Records from a data collection
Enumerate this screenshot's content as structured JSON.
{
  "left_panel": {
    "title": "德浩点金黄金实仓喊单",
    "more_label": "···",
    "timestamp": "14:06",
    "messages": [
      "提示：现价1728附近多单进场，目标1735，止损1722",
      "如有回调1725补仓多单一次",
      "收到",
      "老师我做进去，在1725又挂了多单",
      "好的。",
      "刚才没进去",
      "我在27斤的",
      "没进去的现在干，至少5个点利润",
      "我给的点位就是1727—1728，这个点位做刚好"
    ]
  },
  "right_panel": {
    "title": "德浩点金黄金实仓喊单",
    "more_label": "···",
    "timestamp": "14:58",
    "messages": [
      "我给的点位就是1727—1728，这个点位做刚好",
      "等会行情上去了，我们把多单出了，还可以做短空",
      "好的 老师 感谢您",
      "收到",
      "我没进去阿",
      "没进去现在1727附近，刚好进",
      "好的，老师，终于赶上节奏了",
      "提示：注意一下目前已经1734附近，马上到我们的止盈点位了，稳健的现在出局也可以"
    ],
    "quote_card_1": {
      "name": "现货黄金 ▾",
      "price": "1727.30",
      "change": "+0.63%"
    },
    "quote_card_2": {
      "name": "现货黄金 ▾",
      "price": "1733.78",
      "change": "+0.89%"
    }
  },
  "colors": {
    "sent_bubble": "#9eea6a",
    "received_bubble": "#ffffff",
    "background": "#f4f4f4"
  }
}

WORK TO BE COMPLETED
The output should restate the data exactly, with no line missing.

EXERCISE OUTPUT
Enumerate this screenshot's content as structured JSON.
{
  "left_panel": {
    "title": "德浩点金黄金实仓喊单",
    "more_label": "···",
    "timestamp": "14:06",
    "messages": [
      "提示：现价1728附近多单进场，目标1735，止损1722",
      "如有回调1725补仓多单一次",
      "收到",
      "老师我做进去，在1725又挂了多单",
      "好的。",
      "刚才没进去",
      "我在27斤的",
      "没进去的现在干，至少5个点利润",
      "我给的点位就是1727—1728，这个点位做刚好"
    ]
  },
  "right_panel": {
    "title": "德浩点金黄金实仓喊单",
    "more_label": "···",
    "timestamp": "14:58",
    "messages": [
      "我给的点位就是1727—1728，这个点位做刚好",
      "等会行情上去了，我们把多单出了，还可以做短空",
      "好的 老师 感谢您",
      "收到",
      "我没进去阿",
      "没进去现在1727附近，刚好进",
      "好的，老师，终于赶上节奏了",
      "提示：注意一下目前已经1734附近，马上到我们的止盈点位了，稳健的现在出局也可以"
    ],
    "quote_card_1": {
      "name": "现货黄金 ▾",
      "price": "1727.30",
      "change": "+0.63%"
    },
    "quote_card_2": {
      "name": "现货黄金 ▾",
      "price": "1733.78",
      "change": "+0.89%"
    }
  },
  "colors": {
    "sent_bubble": "#9eea6a",
    "received_bubble": "#ffffff",
    "background": "#f4f4f4"
  }
}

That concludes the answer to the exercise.